The Rights and Obligations of Hellenes Abroad

Αssociated Press

FILE - Greek Prime Minister Kyriakos Mitsotakis, left, speaks with Syriza party leader Alexis Tsipras during their meeting in Athens, on Friday, Oct. 11, 2019. (AP Photo/Petros Giannakouris)

The souls of Hellenes abroad are rejoicing over the debate taking place in Greece about the right to vote from one’s place of residence. They are pleased that a discussion is finally happening regarding their rights, and not only their obligations, to their homeland, as has been the case for decades.

It’s about time.

Undoubtedly, Prime Minister Kyriakos Mitsotakis' meetings with the leaders of other political parties on the issue of voting, with most of them addressing the issue in positive terms, is tangible proof of the seriousness with which the country is dealing with this issue.

However, one would expect that this opportunity, an opportunity to make a breakthrough at the international level in our national reconstitution and to forge even closer relations between the Diaspora and the homeland, would be seized by all 300 members of our Parliament.

Wouldn't this be a shocking success that the revolutionary technological developments of our time could make possible? And would this initiative not help further restore the credibility of the political world?

I hope this opportunity will not be lost.

I also hope that some politicians will not continue to mock the intelligence of expatriates.

Because it hurts our brothers and sisters. It repels them. It provokes them.

And as a Nation, we no longer have the luxury of indulging in such indifference and insensitivity.

I was recently in Los Angeles where I had the opportunity to pray at the beautiful Church of Aghia Sophia founded by pioneering filmmaker Spyros Skouras.

There, a young immigrant from Cephalonia with pain in his voice told me:

“But why do some politicians in our country insult us? Isn't it enough that they forced us to migrate? Are we now considered second-class Greeks too? Why should our vote differ from that of other Greeks? And why can't we vote by letter?”

Really. Why?

It is a godsend that opinion polls show that our people are in favor of Diaspora voting – overwhelmingly.

But I'm worried about the fact that while we talk about expatriates, we find it somewhat unnecessary to ask for their opinion.

And in the worst of cases, let those people indulging in insults think about what they are saying because they are being watched by Greeks on every corner of the Earth.

You see, today, in 2019, the news has no borders,
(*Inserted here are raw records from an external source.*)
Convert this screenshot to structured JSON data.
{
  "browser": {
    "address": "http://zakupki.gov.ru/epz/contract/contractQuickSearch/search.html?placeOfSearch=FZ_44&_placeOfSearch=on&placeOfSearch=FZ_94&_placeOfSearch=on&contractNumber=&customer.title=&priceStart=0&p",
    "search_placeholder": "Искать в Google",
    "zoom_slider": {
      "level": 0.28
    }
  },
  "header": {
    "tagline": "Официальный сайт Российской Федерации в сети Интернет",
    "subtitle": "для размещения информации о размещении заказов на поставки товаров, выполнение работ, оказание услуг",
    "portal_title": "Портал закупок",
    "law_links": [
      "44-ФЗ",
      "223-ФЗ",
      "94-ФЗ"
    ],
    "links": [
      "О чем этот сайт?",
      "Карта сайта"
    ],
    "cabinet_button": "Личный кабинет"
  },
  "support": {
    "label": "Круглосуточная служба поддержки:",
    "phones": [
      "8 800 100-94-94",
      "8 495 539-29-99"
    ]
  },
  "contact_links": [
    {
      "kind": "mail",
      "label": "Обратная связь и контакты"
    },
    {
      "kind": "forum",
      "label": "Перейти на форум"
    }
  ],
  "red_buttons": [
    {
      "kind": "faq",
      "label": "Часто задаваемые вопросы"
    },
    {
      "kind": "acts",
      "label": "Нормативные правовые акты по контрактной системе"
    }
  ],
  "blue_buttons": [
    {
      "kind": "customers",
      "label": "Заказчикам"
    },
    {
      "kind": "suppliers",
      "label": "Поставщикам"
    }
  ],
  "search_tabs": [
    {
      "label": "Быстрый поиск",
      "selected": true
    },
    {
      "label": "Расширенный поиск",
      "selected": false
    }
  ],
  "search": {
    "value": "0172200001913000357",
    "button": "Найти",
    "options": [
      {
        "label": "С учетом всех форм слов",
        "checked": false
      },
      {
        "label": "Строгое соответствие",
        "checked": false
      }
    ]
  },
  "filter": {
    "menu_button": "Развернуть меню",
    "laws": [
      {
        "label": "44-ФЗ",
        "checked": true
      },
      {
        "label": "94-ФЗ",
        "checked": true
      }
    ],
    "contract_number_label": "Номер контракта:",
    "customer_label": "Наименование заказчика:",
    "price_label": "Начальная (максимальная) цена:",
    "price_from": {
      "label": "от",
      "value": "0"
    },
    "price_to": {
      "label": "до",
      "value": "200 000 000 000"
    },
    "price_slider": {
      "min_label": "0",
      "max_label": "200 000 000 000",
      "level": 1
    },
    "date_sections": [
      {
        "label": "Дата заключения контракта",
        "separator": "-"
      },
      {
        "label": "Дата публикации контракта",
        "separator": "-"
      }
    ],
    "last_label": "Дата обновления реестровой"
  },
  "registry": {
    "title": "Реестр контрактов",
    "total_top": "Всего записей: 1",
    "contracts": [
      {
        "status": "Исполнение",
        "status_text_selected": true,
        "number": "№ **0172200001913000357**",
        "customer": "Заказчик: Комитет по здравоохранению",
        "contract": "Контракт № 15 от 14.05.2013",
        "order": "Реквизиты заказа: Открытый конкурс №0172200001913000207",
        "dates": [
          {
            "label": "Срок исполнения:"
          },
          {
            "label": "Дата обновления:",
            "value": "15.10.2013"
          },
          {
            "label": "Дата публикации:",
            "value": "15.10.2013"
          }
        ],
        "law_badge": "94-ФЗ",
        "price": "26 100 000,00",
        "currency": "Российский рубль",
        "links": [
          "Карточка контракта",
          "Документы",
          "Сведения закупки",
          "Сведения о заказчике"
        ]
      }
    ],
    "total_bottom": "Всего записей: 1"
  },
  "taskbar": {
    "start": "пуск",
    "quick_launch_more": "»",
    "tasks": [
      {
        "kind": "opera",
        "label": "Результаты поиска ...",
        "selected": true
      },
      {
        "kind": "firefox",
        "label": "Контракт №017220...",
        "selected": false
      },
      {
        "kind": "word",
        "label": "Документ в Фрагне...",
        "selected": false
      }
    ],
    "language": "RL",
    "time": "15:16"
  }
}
as much as this may surprise some.

And let's all understand that neither Greece nor the Diaspora have the ‘luxury’ of continuing on separate journeys – separate from one another.

The demographics are relentless. There is also a clear need for the reconfiguration of our nation's forces.

Today this is possible. The only ones who do not seem to realize this are those who identify themselves as "progressive" but tragically seem to only be capable of looking backwards.

One has to have been living in a cave for the last few decades to not know that the distance that separates us from the Diaspora is no more than a click on our computer.

Something similar separates us from the judgment of history.

*Antonis H. Diamataris is Deputy Foreign Minister responsible for Hellenes Abroad